Maserati makes classic impact on SUV market
The historic racing marque brings style and luxury to the roads, and to mud, writes Martin McCarthy
It was fitting that Maserati used Belfast last week for the biggest ever display of its model range in Ireland. Because it was in the Belfast suburb of Dundrod that the greatest sportscar race in Ireland took place - the 1955 Tourist Trophy, in which the marque featured heavily in an era when the Maserati 250F was the dominant F1 car.
Maserati is arguably the greatest name in motorsport as it designed, built and ran the legendary 250F which Juan Manuel Fangio drove to F1 World Championships success in 1954 and 1957.
At Dundrod in 1955, future F1 stars Jo Bonnier and Luigi Musso drove for the Modena firm - as did Sunday Independent motor correspondent Cecil Vard. Luckily all three survived but others died in an event which starred Fangio and eventual winner Stirling Moss, and marked the swansong for the race circuit.
Last week, the general manager of Maserati UK and Ireland, Mike Biscoe, discussed the essence of Maserati today - grand touring. Sportscars are for solo driving and short bursts of fast driving, whereas the essence of a GT is two or more covering distances in style, stopping along the route to soak up the culture.
Maserati has added a tremendous new SUV, the Levante, which brings the core values of Maserati - gorgeous design, great sound, performance and heritage - into the big SUV sector.
Interestingly, 70pc of Levante buyers in Europe have owned another SUV before, while 90pc of Levante buyers are new to Maserati. This is a luxury steed but well able to enter mud-plug stages, an art of which Cecil Vard was a master.
Affordable exclusivity, Mike Biscoe called it. The entry level four-door Ghibli is pegged at £51,165 in Ulster, whereas the bigger, more luxurious Quattroporte GranLusso diesel lists at £79,930. The two-door GT, complete with fantastic 4.7-litre V8 460bhp powerplant, costs £109,920 while the agile, uber luxurious, air-suspended Levante starts at £76,995.
Charles Hurst are the dealers for Maserati in Ireland and now have outlets in Dublin. With sterling weakening but higher VRT in the Republic, the on-the-road price of a car here will be between 10pc and 20pc higher than in Belfast, the smallest price differential ever between the jurisdictions.
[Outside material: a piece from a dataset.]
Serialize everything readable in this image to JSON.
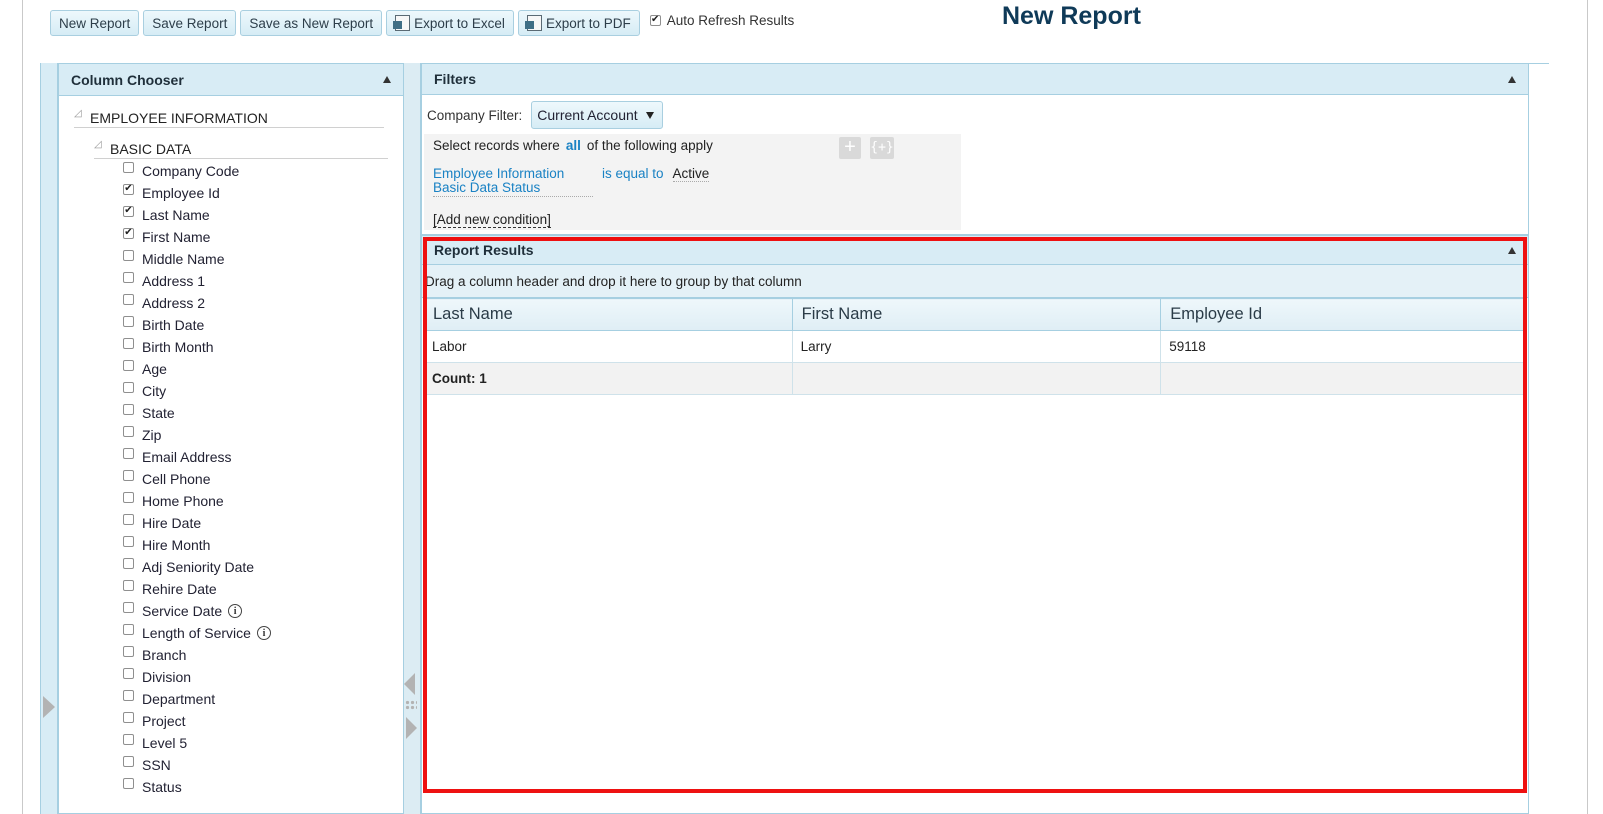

Classic Maseratis fetch tens of millions at auction, but the benefits of modern production methods bring Maserati design excellence to a much wider audience - including a few here in the Republic.